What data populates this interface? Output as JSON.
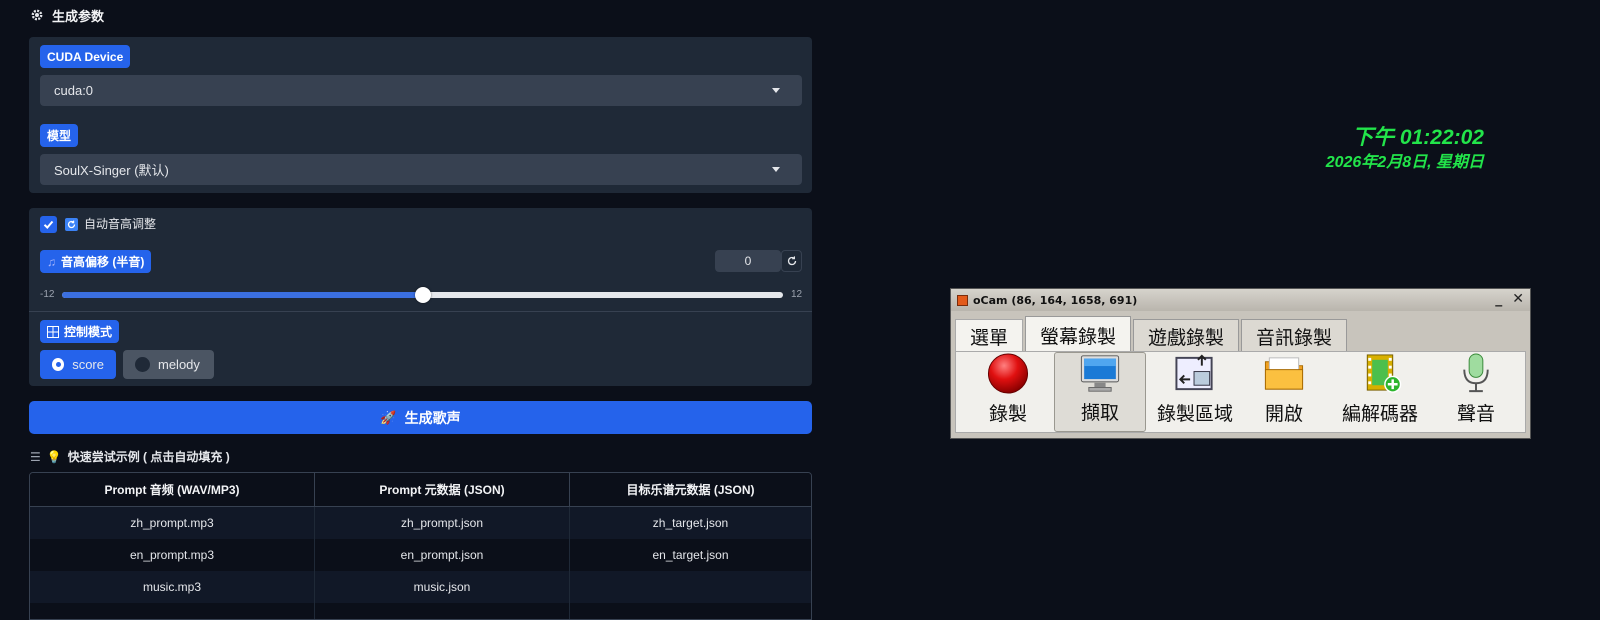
{
  "section": {
    "title": "生成参数",
    "icon": "gear-icon"
  },
  "cuda": {
    "label": "CUDA Device",
    "value": "cuda:0"
  },
  "model": {
    "label": "模型",
    "value": "SoulX-Singer (默认)"
  },
  "pitch": {
    "auto_checked": true,
    "auto_label": "自动音高调整",
    "shift_label": "音高偏移 (半音)",
    "shift_value": "0",
    "min": "-12",
    "max": "12",
    "level_fraction": 0.5
  },
  "control": {
    "label": "控制模式",
    "options": [
      "score",
      "melody"
    ],
    "selected": "score"
  },
  "generate_button": "生成歌声",
  "examples": {
    "title": "快速尝试示例 ( 点击自动填充 )",
    "headers": [
      "Prompt 音频 (WAV/MP3)",
      "Prompt 元数据 (JSON)",
      "目标乐谱元数据 (JSON)"
    ],
    "rows": [
      [
        "zh_prompt.mp3",
        "zh_prompt.json",
        "zh_target.json"
      ],
      [
        "en_prompt.mp3",
        "en_prompt.json",
        "en_target.json"
      ],
      [
        "music.mp3",
        "music.json",
        ""
      ]
    ]
  },
  "clock": {
    "time": "下午 01:22:02",
    "date": "2026年2月8日, 星期日",
    "color": "#22e44a"
  },
  "ocam": {
    "title": "oCam (86, 164, 1658, 691)",
    "tabs": [
      "選單",
      "螢幕錄製",
      "遊戲錄製",
      "音訊錄製"
    ],
    "active_tab": "螢幕錄製",
    "tools": [
      "錄製",
      "擷取",
      "錄製區域",
      "開啟",
      "編解碼器",
      "聲音"
    ],
    "pressed_tool": "擷取"
  },
  "colors": {
    "accent": "#2563eb",
    "panel": "#1f2937",
    "background": "#0b0f19"
  }
}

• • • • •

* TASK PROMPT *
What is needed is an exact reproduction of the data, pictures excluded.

* WRITTEN ANSWER *
What data populates this interface? Output as JSON.
{
  "section": {
    "title": "生成参数",
    "icon": "gear-icon"
  },
  "cuda": {
    "label": "CUDA Device",
    "value": "cuda:0"
  },
  "model": {
    "label": "模型",
    "value": "SoulX-Singer (默认)"
  },
  "pitch": {
    "auto_checked": true,
    "auto_label": "自动音高调整",
    "shift_label": "音高偏移 (半音)",
    "shift_value": "0",
    "min": "-12",
    "max": "12",
    "level_fraction": 0.5
  },
  "control": {
    "label": "控制模式",
    "options": [
      "score",
      "melody"
    ],
    "selected": "score"
  },
  "generate_button": "生成歌声",
  "examples": {
    "title": "快速尝试示例 ( 点击自动填充 )",
    "headers": [
      "Prompt 音频 (WAV/MP3)",
      "Prompt 元数据 (JSON)",
      "目标乐谱元数据 (JSON)"
    ],
    "rows": [
      [
        "zh_prompt.mp3",
        "zh_prompt.json",
        "zh_target.json"
      ],
      [
        "en_prompt.mp3",
        "en_prompt.json",
        "en_target.json"
      ],
      [
        "music.mp3",
        "music.json",
        ""
      ]
    ]
  },
  "clock": {
    "time": "下午 01:22:02",
    "date": "2026年2月8日, 星期日",
    "color": "#22e44a"
  },
  "ocam": {
    "title": "oCam (86, 164, 1658, 691)",
    "tabs": [
      "選單",
      "螢幕錄製",
      "遊戲錄製",
      "音訊錄製"
    ],
    "active_tab": "螢幕錄製",
    "tools": [
      "錄製",
      "擷取",
      "錄製區域",
      "開啟",
      "編解碼器",
      "聲音"
    ],
    "pressed_tool": "擷取"
  },
  "colors": {
    "accent": "#2563eb",
    "panel": "#1f2937",
    "background": "#0b0f19"
  }
}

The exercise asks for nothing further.